### Provided information
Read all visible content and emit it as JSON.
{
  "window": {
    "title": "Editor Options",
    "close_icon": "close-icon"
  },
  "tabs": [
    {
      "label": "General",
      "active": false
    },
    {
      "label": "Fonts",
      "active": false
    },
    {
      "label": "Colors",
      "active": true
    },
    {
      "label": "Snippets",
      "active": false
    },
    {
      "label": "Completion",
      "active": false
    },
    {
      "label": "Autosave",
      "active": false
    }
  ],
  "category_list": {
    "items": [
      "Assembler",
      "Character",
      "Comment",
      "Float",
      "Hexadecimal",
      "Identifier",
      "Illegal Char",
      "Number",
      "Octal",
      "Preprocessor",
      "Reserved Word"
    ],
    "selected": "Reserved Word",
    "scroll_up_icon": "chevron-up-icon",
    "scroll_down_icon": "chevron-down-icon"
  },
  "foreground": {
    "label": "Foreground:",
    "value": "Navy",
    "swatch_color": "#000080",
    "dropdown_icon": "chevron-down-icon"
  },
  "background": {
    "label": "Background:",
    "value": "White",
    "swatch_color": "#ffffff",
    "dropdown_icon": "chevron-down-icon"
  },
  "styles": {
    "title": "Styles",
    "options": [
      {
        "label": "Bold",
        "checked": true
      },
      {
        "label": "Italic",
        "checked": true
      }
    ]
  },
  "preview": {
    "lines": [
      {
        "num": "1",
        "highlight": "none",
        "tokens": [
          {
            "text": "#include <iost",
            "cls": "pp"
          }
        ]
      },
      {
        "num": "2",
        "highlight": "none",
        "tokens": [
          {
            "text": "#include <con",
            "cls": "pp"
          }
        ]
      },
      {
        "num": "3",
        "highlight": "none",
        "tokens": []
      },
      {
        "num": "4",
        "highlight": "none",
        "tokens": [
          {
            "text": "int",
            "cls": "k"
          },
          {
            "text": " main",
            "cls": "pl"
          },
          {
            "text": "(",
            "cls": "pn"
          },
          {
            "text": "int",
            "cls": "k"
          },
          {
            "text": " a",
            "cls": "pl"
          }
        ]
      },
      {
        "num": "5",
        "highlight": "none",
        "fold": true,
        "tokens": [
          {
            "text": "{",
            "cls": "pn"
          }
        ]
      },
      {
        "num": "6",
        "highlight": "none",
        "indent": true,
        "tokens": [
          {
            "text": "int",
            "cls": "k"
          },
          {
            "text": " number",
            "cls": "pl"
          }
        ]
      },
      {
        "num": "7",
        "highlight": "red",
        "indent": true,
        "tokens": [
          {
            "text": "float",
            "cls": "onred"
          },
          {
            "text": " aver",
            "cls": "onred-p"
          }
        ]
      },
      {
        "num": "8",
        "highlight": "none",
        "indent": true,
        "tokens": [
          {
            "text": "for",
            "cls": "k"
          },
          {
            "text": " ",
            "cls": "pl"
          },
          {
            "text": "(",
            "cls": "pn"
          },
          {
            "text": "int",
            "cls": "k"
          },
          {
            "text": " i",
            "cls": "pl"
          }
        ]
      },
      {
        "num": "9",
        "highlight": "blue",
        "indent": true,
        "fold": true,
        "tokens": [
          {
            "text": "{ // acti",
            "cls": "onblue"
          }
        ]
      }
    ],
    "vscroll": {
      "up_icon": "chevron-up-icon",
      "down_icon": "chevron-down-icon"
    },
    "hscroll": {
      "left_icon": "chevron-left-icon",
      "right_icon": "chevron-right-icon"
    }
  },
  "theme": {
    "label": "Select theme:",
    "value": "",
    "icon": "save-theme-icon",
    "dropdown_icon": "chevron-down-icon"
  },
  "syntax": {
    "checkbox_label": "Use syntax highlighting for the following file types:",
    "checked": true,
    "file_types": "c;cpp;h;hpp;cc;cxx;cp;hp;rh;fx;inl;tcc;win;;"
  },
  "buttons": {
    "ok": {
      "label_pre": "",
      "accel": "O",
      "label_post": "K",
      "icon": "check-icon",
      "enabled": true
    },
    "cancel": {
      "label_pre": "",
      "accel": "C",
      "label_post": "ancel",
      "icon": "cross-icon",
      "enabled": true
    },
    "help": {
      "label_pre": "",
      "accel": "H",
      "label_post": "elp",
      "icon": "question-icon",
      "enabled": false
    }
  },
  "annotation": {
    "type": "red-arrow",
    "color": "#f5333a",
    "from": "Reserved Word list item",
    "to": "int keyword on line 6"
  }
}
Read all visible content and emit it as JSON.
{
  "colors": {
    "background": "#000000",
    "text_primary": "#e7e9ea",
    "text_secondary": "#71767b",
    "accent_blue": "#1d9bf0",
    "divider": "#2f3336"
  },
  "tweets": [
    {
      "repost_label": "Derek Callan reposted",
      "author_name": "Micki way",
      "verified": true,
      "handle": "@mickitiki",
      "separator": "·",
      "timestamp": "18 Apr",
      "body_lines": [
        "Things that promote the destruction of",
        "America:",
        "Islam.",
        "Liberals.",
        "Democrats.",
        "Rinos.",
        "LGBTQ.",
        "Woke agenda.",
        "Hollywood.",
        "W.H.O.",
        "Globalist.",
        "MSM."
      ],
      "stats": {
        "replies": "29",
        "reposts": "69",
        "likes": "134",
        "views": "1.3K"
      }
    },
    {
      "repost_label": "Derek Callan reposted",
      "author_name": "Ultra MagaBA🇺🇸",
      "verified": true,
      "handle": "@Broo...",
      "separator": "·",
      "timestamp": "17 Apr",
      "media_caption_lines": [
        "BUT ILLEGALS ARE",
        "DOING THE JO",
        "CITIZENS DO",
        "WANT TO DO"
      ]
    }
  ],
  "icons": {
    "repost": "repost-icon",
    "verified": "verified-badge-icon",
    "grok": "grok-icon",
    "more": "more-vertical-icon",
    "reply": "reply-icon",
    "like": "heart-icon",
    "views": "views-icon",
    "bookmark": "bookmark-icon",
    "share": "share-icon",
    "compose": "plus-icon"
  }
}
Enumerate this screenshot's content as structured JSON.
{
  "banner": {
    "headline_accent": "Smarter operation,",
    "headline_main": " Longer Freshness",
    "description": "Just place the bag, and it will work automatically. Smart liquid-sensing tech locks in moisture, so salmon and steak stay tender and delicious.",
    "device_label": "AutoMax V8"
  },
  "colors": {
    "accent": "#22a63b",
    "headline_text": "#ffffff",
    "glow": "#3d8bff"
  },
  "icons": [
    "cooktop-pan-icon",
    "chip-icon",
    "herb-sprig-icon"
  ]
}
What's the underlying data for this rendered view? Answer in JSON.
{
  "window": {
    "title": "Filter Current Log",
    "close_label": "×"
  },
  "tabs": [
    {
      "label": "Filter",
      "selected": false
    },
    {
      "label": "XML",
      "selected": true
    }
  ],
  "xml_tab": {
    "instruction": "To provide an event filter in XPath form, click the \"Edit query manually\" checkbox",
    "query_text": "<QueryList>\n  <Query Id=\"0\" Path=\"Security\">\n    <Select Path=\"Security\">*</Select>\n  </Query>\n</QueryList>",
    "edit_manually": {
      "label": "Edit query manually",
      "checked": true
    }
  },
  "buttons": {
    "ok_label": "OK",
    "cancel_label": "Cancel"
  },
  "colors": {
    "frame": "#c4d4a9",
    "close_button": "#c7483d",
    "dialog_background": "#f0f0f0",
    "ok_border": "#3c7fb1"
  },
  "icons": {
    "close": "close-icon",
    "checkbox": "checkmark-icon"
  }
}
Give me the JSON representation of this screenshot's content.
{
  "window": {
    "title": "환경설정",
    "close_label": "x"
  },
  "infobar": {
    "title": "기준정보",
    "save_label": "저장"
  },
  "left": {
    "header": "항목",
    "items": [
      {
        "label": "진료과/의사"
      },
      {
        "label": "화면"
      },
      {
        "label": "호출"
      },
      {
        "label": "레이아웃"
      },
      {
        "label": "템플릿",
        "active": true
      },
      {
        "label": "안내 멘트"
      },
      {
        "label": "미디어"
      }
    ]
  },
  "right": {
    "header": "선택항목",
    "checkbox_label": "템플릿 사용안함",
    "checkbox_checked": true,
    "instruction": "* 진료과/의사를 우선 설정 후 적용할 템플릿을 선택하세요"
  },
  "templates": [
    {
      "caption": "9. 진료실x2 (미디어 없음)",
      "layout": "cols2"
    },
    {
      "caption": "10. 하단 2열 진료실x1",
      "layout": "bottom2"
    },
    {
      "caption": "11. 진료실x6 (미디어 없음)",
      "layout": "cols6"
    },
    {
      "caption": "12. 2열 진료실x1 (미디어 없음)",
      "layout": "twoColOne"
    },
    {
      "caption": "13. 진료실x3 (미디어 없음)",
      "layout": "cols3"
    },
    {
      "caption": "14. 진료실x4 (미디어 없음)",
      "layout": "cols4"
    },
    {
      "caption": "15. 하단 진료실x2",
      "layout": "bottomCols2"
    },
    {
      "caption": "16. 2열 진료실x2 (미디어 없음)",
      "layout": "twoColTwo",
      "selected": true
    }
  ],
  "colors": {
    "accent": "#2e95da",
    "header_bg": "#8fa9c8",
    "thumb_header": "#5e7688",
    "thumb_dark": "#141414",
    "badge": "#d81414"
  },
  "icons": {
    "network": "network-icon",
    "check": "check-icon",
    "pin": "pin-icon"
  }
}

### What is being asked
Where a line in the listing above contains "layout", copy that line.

### Solution
      "layout": "cols2"
      "layout": "bottom2"
      "layout": "cols6"
      "layout": "twoColOne"
      "layout": "cols3"
      "layout": "cols4"
      "layout": "bottomCols2"
      "layout": "twoColTwo",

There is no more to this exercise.